*** Begin section ***
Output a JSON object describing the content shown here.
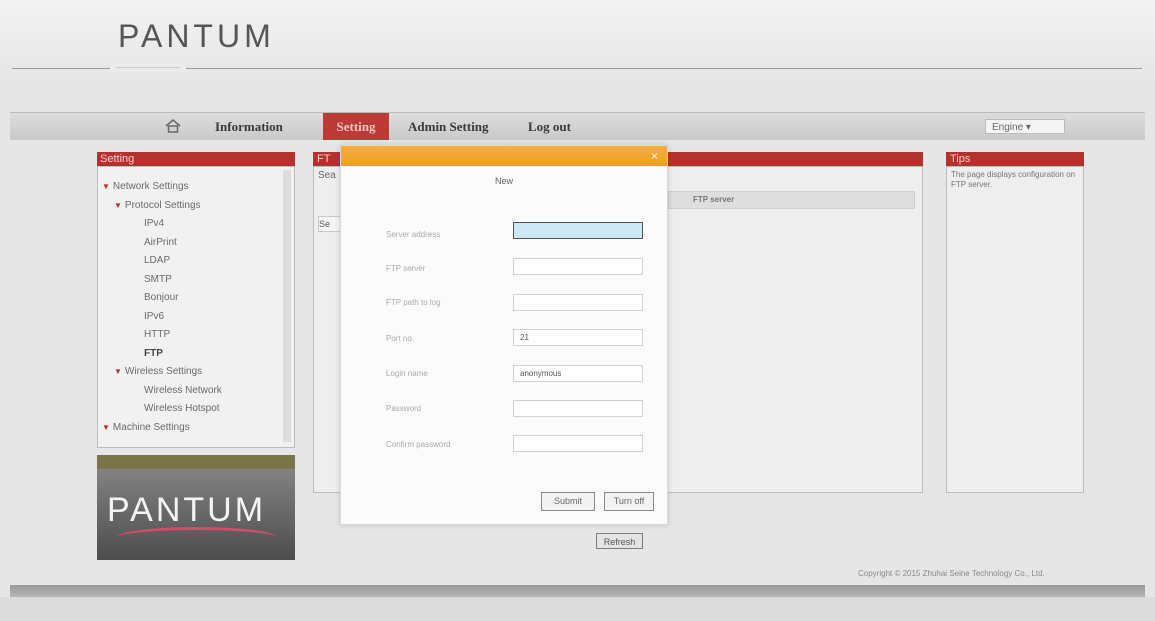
{
  "header": {
    "logo": "PANTUM",
    "tagline": "————————"
  },
  "nav": {
    "home_icon": "home-icon",
    "items": [
      "Information",
      "Setting",
      "Admin Setting",
      "Log out"
    ],
    "active": "Setting",
    "language": "Engine ▾"
  },
  "sidebar": {
    "title": "Setting",
    "tree": [
      {
        "label": "Network Settings",
        "level": 0,
        "arrow": true
      },
      {
        "label": "Protocol Settings",
        "level": 1,
        "arrow": true
      },
      {
        "label": "IPv4",
        "level": 2
      },
      {
        "label": "AirPrint",
        "level": 2
      },
      {
        "label": "LDAP",
        "level": 2
      },
      {
        "label": "SMTP",
        "level": 2
      },
      {
        "label": "Bonjour",
        "level": 2
      },
      {
        "label": "IPv6",
        "level": 2
      },
      {
        "label": "HTTP",
        "level": 2
      },
      {
        "label": "FTP",
        "level": 2,
        "active": true
      },
      {
        "label": "Wireless Settings",
        "level": 1,
        "arrow": true
      },
      {
        "label": "Wireless Network",
        "level": 2
      },
      {
        "label": "Wireless Hotspot",
        "level": 2
      },
      {
        "label": "Machine Settings",
        "level": 0,
        "arrow": true
      }
    ],
    "banner_logo": "PANTUM"
  },
  "main": {
    "title": "FT",
    "search_label": "Sea",
    "frag_button": "Se",
    "ftp_column": "FTP server",
    "refresh_label": "Refresh"
  },
  "tips": {
    "title": "Tips",
    "text": "The page displays configuration on FTP server."
  },
  "modal": {
    "title": "New",
    "fields": [
      {
        "label": "Server address",
        "value": ""
      },
      {
        "label": "FTP server",
        "value": ""
      },
      {
        "label": "FTP path to log",
        "value": ""
      },
      {
        "label": "Port no.",
        "value": "21"
      },
      {
        "label": "Login name",
        "value": "anonymous"
      },
      {
        "label": "Password",
        "value": ""
      },
      {
        "label": "Confirm password",
        "value": ""
      }
    ],
    "submit_label": "Submit",
    "turnoff_label": "Turn off",
    "accent": "#f0a32a"
  },
  "footer": {
    "copyright": "Copyright © 2015 Zhuhai Seine Technology Co., Ltd."
  }
}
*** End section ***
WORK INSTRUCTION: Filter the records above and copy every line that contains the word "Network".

SOLUTION:
        "label": "Network Settings",
        "label": "Wireless Network",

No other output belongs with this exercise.